- Work instruction
Every entry that follows should be written out again exactly.

- Data for review

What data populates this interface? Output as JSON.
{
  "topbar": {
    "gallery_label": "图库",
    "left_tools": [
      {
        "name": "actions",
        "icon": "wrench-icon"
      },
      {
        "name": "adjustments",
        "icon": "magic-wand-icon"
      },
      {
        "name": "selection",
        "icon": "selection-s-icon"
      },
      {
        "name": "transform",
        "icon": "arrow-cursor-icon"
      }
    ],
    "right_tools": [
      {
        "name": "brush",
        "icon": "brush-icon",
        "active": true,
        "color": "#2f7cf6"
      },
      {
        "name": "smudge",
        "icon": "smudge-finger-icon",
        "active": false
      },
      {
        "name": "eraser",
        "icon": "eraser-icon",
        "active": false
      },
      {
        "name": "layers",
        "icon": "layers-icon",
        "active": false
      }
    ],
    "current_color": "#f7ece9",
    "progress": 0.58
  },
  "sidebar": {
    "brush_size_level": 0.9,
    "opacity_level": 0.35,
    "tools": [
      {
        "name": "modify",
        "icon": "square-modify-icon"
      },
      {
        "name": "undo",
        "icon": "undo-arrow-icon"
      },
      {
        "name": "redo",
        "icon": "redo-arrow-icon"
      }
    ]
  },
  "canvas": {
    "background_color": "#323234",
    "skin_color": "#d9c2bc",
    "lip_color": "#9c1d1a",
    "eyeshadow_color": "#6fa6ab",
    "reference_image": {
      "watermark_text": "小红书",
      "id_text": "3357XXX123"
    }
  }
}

- Output of the task
What data populates this interface? Output as JSON.
{
  "topbar": {
    "gallery_label": "图库",
    "left_tools": [
      {
        "name": "actions",
        "icon": "wrench-icon"
      },
      {
        "name": "adjustments",
        "icon": "magic-wand-icon"
      },
      {
        "name": "selection",
        "icon": "selection-s-icon"
      },
      {
        "name": "transform",
        "icon": "arrow-cursor-icon"
      }
    ],
    "right_tools": [
      {
        "name": "brush",
        "icon": "brush-icon",
        "active": true,
        "color": "#2f7cf6"
      },
      {
        "name": "smudge",
        "icon": "smudge-finger-icon",
        "active": false
      },
      {
        "name": "eraser",
        "icon": "eraser-icon",
        "active": false
      },
      {
        "name": "layers",
        "icon": "layers-icon",
        "active": false
      }
    ],
    "current_color": "#f7ece9",
    "progress": 0.58
  },
  "sidebar": {
    "brush_size_level": 0.9,
    "opacity_level": 0.35,
    "tools": [
      {
        "name": "modify",
        "icon": "square-modify-icon"
      },
      {
        "name": "undo",
        "icon": "undo-arrow-icon"
      },
      {
        "name": "redo",
        "icon": "redo-arrow-icon"
      }
    ]
  },
  "canvas": {
    "background_color": "#323234",
    "skin_color": "#d9c2bc",
    "lip_color": "#9c1d1a",
    "eyeshadow_color": "#6fa6ab",
    "reference_image": {
      "watermark_text": "小红书",
      "id_text": "3357XXX123"
    }
  }
}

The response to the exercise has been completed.